Data records for software interfaces

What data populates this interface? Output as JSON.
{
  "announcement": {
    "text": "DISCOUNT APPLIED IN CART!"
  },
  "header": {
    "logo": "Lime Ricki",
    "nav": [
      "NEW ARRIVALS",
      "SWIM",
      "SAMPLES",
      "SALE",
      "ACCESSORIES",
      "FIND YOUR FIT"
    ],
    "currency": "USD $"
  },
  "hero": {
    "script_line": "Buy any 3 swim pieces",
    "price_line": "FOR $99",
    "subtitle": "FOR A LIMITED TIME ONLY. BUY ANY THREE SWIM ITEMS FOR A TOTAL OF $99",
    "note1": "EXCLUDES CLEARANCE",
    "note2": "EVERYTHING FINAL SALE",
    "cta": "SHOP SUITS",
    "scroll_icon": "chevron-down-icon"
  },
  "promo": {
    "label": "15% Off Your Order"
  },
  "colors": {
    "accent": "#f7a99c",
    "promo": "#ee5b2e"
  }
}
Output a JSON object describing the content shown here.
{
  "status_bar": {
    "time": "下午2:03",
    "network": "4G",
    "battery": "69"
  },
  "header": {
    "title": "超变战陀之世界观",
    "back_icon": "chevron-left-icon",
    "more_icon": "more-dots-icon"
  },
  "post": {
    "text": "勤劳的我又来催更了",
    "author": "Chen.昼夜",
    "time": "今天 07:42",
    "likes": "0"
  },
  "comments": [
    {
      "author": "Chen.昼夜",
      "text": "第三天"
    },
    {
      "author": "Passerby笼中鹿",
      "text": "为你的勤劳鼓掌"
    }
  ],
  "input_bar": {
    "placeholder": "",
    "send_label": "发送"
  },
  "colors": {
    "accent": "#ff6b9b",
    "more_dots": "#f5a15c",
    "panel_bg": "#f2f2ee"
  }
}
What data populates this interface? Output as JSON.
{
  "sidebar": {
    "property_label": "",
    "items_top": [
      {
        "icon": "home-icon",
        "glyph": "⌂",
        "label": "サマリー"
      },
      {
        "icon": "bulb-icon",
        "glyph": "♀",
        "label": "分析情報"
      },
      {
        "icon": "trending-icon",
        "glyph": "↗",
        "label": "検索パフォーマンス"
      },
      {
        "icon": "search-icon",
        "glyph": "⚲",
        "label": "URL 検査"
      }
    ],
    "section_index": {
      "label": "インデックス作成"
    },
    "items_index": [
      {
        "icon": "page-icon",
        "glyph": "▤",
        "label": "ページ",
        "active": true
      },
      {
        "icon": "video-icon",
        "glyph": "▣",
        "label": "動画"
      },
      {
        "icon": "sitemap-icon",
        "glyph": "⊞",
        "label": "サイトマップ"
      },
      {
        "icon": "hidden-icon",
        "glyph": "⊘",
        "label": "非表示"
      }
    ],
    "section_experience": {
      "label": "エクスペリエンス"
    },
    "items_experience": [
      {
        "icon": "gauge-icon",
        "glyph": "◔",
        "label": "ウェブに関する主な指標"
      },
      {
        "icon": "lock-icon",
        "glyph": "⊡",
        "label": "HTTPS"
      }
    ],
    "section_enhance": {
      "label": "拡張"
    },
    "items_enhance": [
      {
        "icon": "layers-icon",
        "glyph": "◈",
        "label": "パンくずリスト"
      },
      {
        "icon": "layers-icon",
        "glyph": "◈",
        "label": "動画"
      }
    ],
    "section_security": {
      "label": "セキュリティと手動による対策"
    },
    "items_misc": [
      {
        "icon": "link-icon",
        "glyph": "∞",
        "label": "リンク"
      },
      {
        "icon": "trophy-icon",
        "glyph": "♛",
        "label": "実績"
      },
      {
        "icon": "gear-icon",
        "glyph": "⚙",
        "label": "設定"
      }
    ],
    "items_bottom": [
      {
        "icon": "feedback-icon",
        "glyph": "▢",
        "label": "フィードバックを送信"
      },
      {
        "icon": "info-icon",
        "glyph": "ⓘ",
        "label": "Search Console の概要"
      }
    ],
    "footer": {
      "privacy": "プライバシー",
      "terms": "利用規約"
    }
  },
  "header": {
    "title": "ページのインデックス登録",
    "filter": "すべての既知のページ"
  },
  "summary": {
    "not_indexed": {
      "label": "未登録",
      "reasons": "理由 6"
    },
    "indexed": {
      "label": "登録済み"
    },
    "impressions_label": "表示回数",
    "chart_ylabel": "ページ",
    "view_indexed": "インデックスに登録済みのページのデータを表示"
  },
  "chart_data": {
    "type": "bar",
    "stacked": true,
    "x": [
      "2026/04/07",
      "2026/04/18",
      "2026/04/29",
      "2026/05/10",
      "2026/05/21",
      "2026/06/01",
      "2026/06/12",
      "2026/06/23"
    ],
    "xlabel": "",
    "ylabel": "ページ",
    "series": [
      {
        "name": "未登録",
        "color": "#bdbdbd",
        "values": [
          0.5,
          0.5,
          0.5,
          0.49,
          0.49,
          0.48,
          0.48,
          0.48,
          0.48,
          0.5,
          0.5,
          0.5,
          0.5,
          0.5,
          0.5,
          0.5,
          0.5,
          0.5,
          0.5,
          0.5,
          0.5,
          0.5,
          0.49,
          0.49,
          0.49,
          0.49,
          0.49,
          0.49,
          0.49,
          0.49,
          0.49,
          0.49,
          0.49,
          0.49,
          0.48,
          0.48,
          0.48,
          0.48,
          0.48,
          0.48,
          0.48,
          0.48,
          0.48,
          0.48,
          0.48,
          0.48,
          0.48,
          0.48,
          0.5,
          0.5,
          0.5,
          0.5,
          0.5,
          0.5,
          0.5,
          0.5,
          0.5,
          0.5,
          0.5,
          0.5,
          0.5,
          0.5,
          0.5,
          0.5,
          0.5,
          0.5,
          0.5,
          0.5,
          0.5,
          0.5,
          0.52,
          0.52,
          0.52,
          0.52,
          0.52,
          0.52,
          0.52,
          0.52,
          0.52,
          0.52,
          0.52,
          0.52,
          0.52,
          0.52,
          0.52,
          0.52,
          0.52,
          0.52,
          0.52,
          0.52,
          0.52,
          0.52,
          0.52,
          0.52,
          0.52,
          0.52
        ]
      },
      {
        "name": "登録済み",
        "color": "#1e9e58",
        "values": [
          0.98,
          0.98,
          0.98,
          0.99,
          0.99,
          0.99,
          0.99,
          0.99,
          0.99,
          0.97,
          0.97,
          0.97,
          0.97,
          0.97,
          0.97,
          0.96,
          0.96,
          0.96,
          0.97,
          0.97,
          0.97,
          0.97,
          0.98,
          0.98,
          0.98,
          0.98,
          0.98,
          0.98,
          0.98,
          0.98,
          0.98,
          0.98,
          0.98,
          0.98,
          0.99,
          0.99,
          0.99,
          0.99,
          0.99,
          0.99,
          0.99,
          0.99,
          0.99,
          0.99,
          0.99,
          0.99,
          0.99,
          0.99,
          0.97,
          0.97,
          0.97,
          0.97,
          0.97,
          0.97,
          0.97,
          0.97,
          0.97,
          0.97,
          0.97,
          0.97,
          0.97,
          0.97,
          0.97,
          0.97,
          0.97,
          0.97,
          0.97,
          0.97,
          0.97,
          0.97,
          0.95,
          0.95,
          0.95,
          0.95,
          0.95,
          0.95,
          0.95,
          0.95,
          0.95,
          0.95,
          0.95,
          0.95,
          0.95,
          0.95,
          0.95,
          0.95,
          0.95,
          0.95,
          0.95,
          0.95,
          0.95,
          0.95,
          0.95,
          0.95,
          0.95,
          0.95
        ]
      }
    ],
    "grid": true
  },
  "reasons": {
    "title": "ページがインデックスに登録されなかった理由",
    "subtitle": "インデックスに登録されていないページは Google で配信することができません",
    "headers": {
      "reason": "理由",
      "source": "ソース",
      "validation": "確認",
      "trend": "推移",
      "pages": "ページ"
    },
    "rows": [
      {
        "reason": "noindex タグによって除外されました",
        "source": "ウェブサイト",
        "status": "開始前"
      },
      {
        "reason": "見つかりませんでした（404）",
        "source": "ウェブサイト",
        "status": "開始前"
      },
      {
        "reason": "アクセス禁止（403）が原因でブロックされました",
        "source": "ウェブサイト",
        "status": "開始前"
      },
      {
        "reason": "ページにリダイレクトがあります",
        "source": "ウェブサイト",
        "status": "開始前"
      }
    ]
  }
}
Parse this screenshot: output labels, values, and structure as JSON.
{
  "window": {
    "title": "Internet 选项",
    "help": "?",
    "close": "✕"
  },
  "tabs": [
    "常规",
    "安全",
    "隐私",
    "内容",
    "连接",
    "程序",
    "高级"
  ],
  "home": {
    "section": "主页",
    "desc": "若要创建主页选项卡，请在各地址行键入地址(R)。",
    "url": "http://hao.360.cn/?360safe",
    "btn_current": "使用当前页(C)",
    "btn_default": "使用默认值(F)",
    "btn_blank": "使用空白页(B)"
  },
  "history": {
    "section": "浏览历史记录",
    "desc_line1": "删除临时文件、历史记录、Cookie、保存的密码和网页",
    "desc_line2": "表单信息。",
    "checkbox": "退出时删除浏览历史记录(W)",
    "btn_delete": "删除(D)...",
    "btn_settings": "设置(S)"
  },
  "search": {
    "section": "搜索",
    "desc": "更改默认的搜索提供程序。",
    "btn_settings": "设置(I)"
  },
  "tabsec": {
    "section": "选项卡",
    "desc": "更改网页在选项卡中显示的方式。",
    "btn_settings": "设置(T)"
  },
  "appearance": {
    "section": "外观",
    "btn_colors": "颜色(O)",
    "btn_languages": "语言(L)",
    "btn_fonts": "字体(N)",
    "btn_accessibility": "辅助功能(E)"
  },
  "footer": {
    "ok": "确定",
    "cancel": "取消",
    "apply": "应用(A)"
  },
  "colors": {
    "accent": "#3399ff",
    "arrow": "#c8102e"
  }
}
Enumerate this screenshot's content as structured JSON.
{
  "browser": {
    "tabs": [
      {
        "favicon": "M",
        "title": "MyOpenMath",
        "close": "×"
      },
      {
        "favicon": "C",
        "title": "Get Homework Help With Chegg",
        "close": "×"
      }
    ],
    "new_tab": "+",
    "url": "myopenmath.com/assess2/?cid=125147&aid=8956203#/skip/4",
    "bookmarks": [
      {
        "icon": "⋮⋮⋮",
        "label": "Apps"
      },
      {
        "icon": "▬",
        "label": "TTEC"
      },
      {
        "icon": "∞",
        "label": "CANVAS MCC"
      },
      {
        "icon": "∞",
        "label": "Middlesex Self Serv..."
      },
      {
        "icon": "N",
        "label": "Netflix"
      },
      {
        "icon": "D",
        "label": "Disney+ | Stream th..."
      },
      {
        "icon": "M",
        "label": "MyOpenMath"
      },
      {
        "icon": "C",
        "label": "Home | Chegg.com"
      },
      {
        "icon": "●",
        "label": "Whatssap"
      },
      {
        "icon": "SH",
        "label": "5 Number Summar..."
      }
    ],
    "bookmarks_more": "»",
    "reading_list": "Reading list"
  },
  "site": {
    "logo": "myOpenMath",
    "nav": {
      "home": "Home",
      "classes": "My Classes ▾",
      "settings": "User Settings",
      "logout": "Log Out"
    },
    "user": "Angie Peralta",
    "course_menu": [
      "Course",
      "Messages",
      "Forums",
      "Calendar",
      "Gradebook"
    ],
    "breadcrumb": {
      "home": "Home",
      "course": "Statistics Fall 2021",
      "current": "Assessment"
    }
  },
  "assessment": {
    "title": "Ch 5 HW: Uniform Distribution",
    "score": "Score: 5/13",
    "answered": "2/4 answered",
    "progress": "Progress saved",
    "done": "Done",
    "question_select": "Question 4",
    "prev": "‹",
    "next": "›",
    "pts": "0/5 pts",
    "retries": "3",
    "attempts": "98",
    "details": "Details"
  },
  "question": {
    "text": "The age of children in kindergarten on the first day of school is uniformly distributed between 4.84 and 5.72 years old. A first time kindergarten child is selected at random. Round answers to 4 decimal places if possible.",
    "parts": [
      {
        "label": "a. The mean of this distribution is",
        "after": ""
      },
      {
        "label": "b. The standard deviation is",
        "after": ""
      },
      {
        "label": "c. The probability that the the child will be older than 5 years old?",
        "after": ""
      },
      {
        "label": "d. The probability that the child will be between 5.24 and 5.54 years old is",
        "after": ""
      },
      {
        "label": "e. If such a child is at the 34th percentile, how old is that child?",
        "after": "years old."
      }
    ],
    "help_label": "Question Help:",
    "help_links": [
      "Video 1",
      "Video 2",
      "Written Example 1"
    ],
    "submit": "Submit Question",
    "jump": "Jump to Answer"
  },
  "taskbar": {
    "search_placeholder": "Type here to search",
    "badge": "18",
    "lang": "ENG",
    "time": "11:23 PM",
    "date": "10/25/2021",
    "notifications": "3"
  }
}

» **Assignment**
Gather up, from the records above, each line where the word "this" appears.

» **Reply**
What data populates this interface? Output as JSON.
What data populates this interface? Output as JSON.
Parse this screenshot: output labels, values, and structure as JSON.
Enumerate this screenshot's content as structured JSON.
        "label": "a. The mean of this distribution is",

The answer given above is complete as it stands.